Records supplied
══════════

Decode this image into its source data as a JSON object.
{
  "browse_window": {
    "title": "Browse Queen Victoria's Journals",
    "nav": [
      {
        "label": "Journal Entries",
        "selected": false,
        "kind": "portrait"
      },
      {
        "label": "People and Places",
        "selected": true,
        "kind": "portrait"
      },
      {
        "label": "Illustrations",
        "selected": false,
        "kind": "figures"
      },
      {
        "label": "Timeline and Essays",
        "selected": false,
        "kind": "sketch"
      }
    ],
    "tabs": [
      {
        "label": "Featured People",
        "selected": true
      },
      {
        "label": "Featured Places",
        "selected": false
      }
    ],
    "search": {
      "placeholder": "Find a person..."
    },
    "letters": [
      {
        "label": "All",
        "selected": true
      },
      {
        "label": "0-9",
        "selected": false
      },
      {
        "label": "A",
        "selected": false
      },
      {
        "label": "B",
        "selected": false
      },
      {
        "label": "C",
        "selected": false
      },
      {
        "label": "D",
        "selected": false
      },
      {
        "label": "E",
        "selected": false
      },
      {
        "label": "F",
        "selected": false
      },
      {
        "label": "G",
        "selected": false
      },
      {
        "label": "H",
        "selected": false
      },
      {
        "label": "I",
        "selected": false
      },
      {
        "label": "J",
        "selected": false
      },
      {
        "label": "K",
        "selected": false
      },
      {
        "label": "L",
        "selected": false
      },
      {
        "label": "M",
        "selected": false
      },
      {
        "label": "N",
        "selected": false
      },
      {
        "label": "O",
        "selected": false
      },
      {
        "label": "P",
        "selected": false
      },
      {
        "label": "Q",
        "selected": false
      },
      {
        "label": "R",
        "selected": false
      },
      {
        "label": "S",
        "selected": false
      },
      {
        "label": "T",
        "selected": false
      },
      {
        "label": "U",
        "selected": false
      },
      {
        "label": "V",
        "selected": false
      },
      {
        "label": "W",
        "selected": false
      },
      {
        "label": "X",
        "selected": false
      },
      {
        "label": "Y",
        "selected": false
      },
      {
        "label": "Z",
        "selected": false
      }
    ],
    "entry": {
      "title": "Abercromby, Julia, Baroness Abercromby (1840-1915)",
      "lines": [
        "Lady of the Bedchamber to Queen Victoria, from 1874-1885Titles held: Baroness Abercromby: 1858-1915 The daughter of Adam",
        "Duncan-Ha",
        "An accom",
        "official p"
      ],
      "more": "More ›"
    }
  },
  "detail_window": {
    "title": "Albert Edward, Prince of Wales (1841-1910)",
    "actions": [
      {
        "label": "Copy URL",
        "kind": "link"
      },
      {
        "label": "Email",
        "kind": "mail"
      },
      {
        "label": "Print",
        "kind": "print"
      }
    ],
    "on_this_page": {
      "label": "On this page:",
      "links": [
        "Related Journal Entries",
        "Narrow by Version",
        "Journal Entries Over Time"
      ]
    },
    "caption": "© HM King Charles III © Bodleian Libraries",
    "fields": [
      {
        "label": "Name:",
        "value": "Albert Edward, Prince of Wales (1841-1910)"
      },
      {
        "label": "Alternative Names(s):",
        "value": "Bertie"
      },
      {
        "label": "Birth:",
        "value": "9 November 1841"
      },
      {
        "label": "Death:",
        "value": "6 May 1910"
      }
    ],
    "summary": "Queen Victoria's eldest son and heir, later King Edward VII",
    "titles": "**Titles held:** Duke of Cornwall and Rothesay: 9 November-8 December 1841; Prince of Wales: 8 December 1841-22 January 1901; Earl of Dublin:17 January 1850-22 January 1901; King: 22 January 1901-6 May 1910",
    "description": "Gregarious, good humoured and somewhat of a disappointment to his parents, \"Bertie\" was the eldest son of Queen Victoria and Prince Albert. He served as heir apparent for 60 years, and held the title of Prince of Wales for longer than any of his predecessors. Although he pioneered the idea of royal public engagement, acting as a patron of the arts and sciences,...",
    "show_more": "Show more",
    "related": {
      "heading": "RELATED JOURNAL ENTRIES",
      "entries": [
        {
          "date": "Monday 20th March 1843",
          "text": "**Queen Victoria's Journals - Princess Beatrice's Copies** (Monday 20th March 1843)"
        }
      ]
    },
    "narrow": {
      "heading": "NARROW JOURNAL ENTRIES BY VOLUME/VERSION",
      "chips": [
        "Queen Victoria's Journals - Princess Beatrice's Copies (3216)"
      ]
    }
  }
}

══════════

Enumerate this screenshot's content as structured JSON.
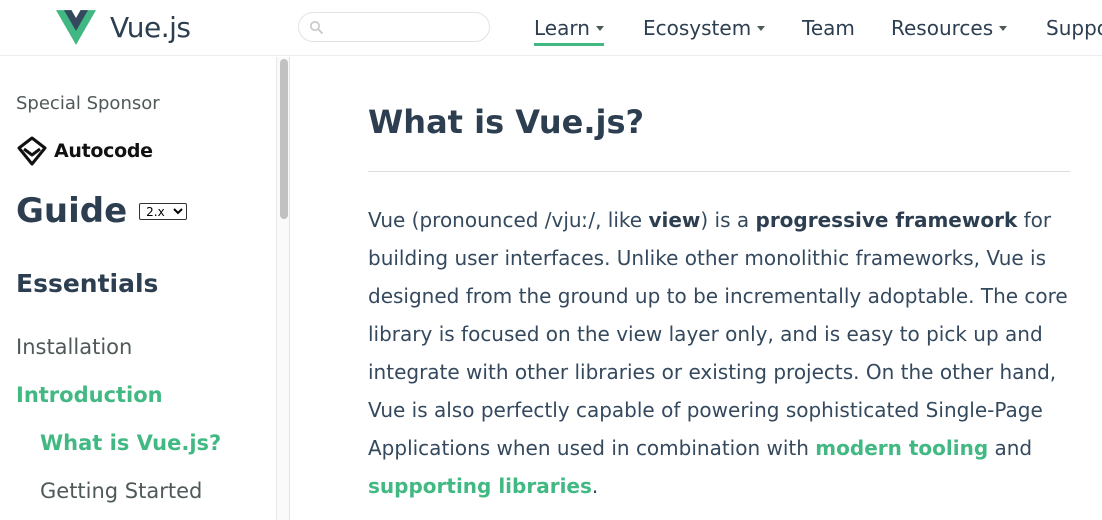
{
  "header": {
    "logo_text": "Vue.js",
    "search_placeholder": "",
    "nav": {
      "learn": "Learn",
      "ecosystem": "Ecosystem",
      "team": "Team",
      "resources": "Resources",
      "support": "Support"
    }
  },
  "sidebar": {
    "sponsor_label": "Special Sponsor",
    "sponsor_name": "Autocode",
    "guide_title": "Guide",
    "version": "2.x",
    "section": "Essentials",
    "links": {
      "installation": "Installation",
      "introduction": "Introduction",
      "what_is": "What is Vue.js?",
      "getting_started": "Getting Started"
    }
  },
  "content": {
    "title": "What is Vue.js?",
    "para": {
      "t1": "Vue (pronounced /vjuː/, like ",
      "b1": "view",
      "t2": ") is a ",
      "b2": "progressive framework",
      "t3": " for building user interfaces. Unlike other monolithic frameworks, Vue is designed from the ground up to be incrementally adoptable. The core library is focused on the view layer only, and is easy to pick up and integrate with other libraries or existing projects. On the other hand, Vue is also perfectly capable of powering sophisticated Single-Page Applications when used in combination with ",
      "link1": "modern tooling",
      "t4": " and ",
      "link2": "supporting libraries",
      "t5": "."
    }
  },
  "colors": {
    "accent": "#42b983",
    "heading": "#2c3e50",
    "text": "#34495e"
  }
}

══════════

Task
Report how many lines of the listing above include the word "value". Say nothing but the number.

Response for this exercise
4